Cell-based meat - production cost coming down, research suggests

New research has suggested that meat created in a lab could be cost-competitive with conventional meat by 2030.

The high cost of producing meat from animal cells - without harming the animal - has long been seen as a major barrier to commercialising the resulting products but now Dutch research group CE Delft has suggested that picture is changing.

Its studies model a future large-scale cultivated meat production facility and show that by 2030 the cost of cultivated meat, when manufactured at scale, could drop to US$5.66 per kg.

"This production cost will enable cultivated meat to compete with multiple forms of conventional meat or serve as a high-quality ingredient in plant-based meat products," it said.

It claims its life cycle assessment (LCA) and techno-economic assessment (TEA), supported by the organisations The Good Food Institute (GFI) and Gaia, are the first studies to use data from companies active in the cultivated meat supply chain. 

It also found that cultivated meat has a much lower impact on the environment than conventional meat.

GFI senior scientist Elliot Swartz said: "As soon as 2030, we expect to see real progress on costs for cultivated meat and massive reductions in emissions and land use brought about by the transition to this method of meat production. 

"This research signals a vote of confidence and serves as a practical roadmap for the industry to address technical and economic bottlenecks, which will further reduce climate impacts and costs. 

"Government investment in R&D and infrastructure will be critical to accelerating the development of cultivated meat and help us achieve global climate goals.
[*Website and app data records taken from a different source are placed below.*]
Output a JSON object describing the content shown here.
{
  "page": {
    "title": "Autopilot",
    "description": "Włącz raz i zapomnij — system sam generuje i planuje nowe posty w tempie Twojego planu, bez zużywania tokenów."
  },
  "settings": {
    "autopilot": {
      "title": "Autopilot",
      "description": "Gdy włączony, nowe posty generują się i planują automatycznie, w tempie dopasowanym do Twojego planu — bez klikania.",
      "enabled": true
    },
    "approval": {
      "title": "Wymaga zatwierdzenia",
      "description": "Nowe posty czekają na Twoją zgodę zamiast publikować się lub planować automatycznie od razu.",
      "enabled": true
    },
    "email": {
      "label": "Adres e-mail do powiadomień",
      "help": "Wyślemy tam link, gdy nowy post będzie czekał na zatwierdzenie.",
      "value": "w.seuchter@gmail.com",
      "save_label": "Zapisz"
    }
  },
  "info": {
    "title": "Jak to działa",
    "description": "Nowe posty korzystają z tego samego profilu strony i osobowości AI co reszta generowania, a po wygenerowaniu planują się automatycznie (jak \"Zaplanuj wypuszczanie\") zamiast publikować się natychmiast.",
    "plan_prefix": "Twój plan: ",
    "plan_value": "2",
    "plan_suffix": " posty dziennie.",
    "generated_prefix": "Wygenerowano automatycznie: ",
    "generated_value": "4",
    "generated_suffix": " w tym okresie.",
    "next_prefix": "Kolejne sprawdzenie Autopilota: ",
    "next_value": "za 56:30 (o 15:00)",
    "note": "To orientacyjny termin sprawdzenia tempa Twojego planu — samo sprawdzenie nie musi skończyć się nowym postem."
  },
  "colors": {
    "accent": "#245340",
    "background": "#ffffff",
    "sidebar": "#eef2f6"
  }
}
Favourable policies and carbon markets can incentivise the restoration of agricultural land for its carbon sequestration and ecosystem services potential, maximising the climate benefits of cultivated meat." 

The LCA showed that cultivated meat, when produced using renewable energy, reduces the cumulative environmental impacts of conventional beef by approximately 93%, pork by 53%, and chicken by 29%. 
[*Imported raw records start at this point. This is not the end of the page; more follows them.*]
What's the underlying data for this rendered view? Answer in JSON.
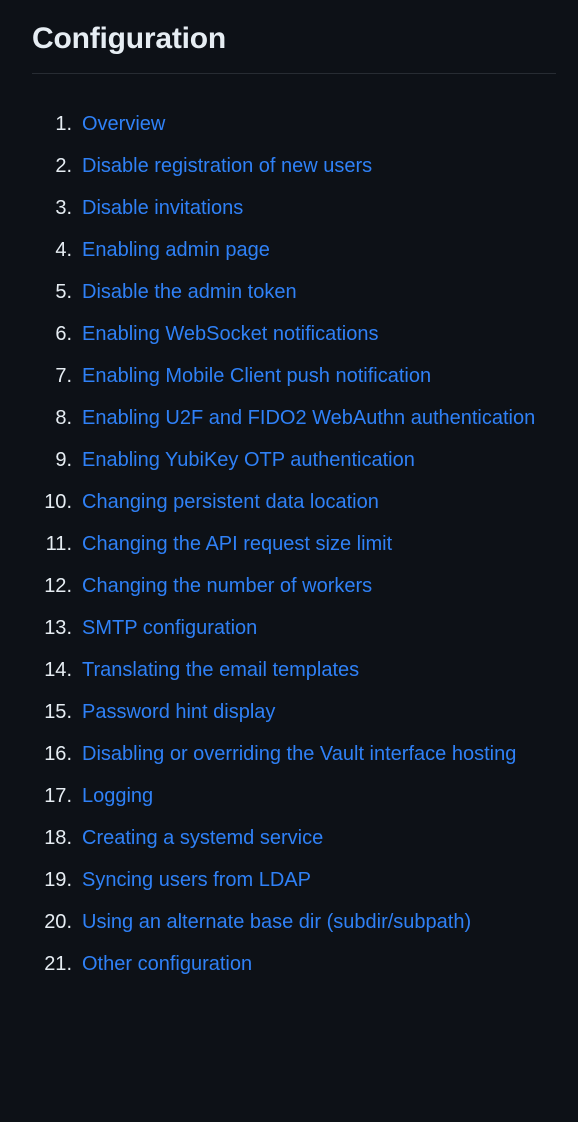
{
  "theme": {
    "background": "#0d1117",
    "title_color": "#e6edf3",
    "link_color": "#2f81f7",
    "rule_color": "#272c33",
    "number_color": "#e6edf3"
  },
  "header": {
    "title": "Configuration"
  },
  "toc": {
    "items": [
      {
        "number": "1.",
        "label": "Overview"
      },
      {
        "number": "2.",
        "label": "Disable registration of new users"
      },
      {
        "number": "3.",
        "label": "Disable invitations"
      },
      {
        "number": "4.",
        "label": "Enabling admin page"
      },
      {
        "number": "5.",
        "label": "Disable the admin token"
      },
      {
        "number": "6.",
        "label": "Enabling WebSocket notifications"
      },
      {
        "number": "7.",
        "label": "Enabling Mobile Client push notification"
      },
      {
        "number": "8.",
        "label": "Enabling U2F and FIDO2 WebAuthn authentication"
      },
      {
        "number": "9.",
        "label": "Enabling YubiKey OTP authentication"
      },
      {
        "number": "10.",
        "label": "Changing persistent data location"
      },
      {
        "number": "11.",
        "label": "Changing the API request size limit"
      },
      {
        "number": "12.",
        "label": "Changing the number of workers"
      },
      {
        "number": "13.",
        "label": "SMTP configuration"
      },
      {
        "number": "14.",
        "label": "Translating the email templates"
      },
      {
        "number": "15.",
        "label": "Password hint display"
      },
      {
        "number": "16.",
        "label": "Disabling or overriding the Vault interface hosting"
      },
      {
        "number": "17.",
        "label": "Logging"
      },
      {
        "number": "18.",
        "label": "Creating a systemd service"
      },
      {
        "number": "19.",
        "label": "Syncing users from LDAP"
      },
      {
        "number": "20.",
        "label": "Using an alternate base dir (subdir/subpath)"
      },
      {
        "number": "21.",
        "label": "Other configuration"
      }
    ]
  }
}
CE Delft senior researcher Ingrid Odegard said: "With this analysis, we show that cultivated meat presents as an achievable low-carbon, cost-competitive agricultural technology that can play a major role in achieving a carbon-neutral food system. 
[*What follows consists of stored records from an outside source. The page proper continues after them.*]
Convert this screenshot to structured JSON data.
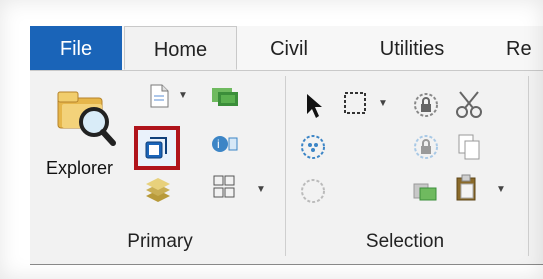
{
  "tabs": {
    "file": "File",
    "home": "Home",
    "civil": "Civil",
    "utilities": "Utilities",
    "partial": "Re"
  },
  "groups": {
    "primary": "Primary",
    "selection": "Selection"
  },
  "buttons": {
    "explorer": "Explorer"
  },
  "colors": {
    "file_tab": "#1a64b8",
    "highlight_box": "#b0141b",
    "selected_icon": "#1a64b8"
  },
  "icons": [
    "explorer-icon",
    "new-file-icon",
    "id-card-icon",
    "3d-box-icon",
    "info-card-icon",
    "layers-icon",
    "grid-icon",
    "arrow-cursor-icon",
    "rect-select-icon",
    "lock-select-icon",
    "cut-icon",
    "dotted-circle-icon",
    "lock-icon",
    "copy-icon",
    "empty-circle-icon",
    "paste-special-icon",
    "clipboard-icon"
  ]
}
"This research provides a solid base on which companies can build, improve and advance in their goal of producing cultivated meat sustainably at scale and at a competitive price point."